- Task instructions
Pictures do not belong in the copy; print every entry exactly as it stands.

- Input
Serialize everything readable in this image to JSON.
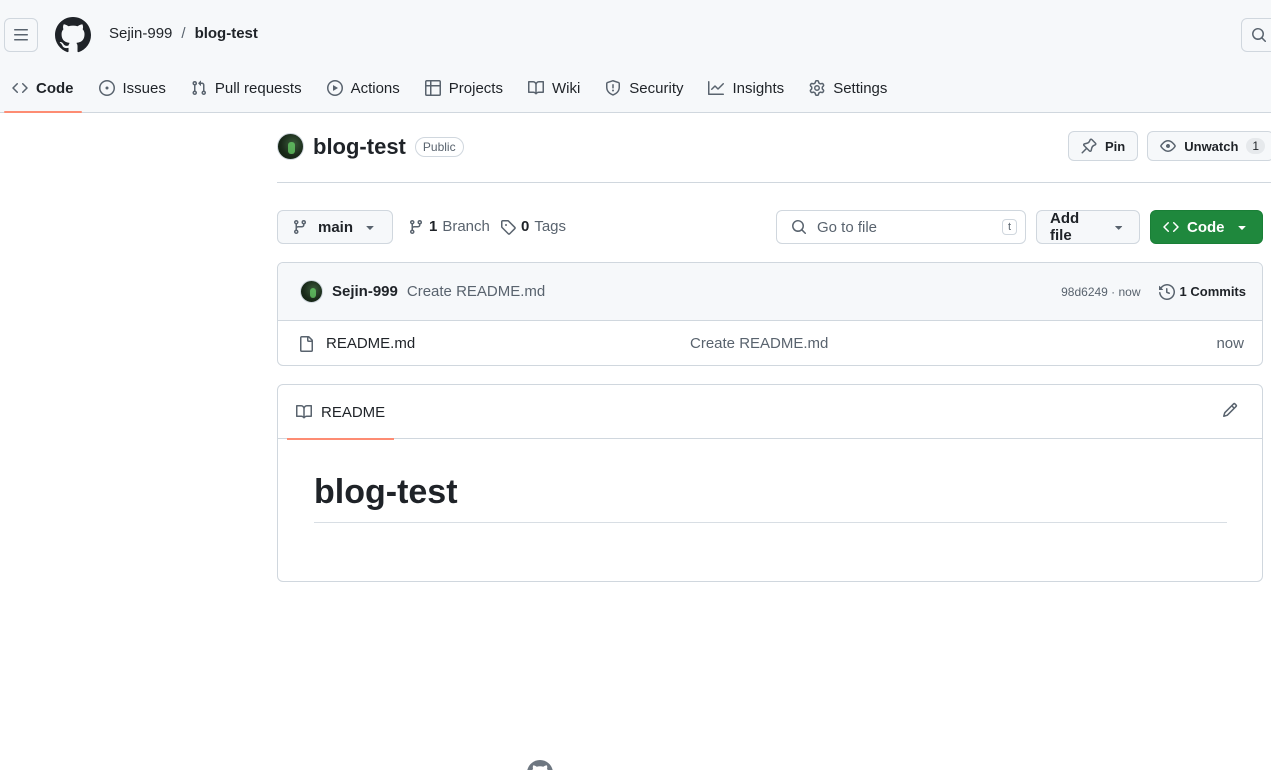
{
  "header": {
    "menu_icon": "hamburger-icon",
    "logo_icon": "github-mark-icon",
    "owner": "Sejin-999",
    "separator": "/",
    "repo": "blog-test",
    "search_icon": "search-icon"
  },
  "nav": {
    "tabs": [
      {
        "label": "Code",
        "icon": "code-icon",
        "active": true
      },
      {
        "label": "Issues",
        "icon": "issue-icon"
      },
      {
        "label": "Pull requests",
        "icon": "pull-request-icon"
      },
      {
        "label": "Actions",
        "icon": "play-icon"
      },
      {
        "label": "Projects",
        "icon": "table-icon"
      },
      {
        "label": "Wiki",
        "icon": "book-icon"
      },
      {
        "label": "Security",
        "icon": "shield-icon"
      },
      {
        "label": "Insights",
        "icon": "graph-icon"
      },
      {
        "label": "Settings",
        "icon": "gear-icon"
      }
    ]
  },
  "repo": {
    "name": "blog-test",
    "visibility": "Public",
    "pin_label": "Pin",
    "unwatch_label": "Unwatch",
    "watch_count": "1"
  },
  "toolbar": {
    "branch": "main",
    "branch_count": "1",
    "branch_label": "Branch",
    "tag_count": "0",
    "tag_label": "Tags",
    "goto_placeholder": "Go to file",
    "goto_shortcut": "t",
    "add_file_label": "Add file",
    "code_label": "Code",
    "accent_color": "#1f883d"
  },
  "commit": {
    "author": "Sejin-999",
    "message": "Create README.md",
    "hash_time": "98d6249 · now",
    "commit_count": "1 Commits"
  },
  "files": [
    {
      "name": "README.md",
      "commit": "Create README.md",
      "age": "now"
    }
  ],
  "readme": {
    "tab_label": "README",
    "heading": "blog-test"
  }
}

- Written reply
Serialize everything readable in this image to JSON.
{
  "header": {
    "menu_icon": "hamburger-icon",
    "logo_icon": "github-mark-icon",
    "owner": "Sejin-999",
    "separator": "/",
    "repo": "blog-test",
    "search_icon": "search-icon"
  },
  "nav": {
    "tabs": [
      {
        "label": "Code",
        "icon": "code-icon",
        "active": true
      },
      {
        "label": "Issues",
        "icon": "issue-icon"
      },
      {
        "label": "Pull requests",
        "icon": "pull-request-icon"
      },
      {
        "label": "Actions",
        "icon": "play-icon"
      },
      {
        "label": "Projects",
        "icon": "table-icon"
      },
      {
        "label": "Wiki",
        "icon": "book-icon"
      },
      {
        "label": "Security",
        "icon": "shield-icon"
      },
      {
        "label": "Insights",
        "icon": "graph-icon"
      },
      {
        "label": "Settings",
        "icon": "gear-icon"
      }
    ]
  },
  "repo": {
    "name": "blog-test",
    "visibility": "Public",
    "pin_label": "Pin",
    "unwatch_label": "Unwatch",
    "watch_count": "1"
  },
  "toolbar": {
    "branch": "main",
    "branch_count": "1",
    "branch_label": "Branch",
    "tag_count": "0",
    "tag_label": "Tags",
    "goto_placeholder": "Go to file",
    "goto_shortcut": "t",
    "add_file_label": "Add file",
    "code_label": "Code",
    "accent_color": "#1f883d"
  },
  "commit": {
    "author": "Sejin-999",
    "message": "Create README.md",
    "hash_time": "98d6249 · now",
    "commit_count": "1 Commits"
  },
  "files": [
    {
      "name": "README.md",
      "commit": "Create README.md",
      "age": "now"
    }
  ],
  "readme": {
    "tab_label": "README",
    "heading": "blog-test"
  }
}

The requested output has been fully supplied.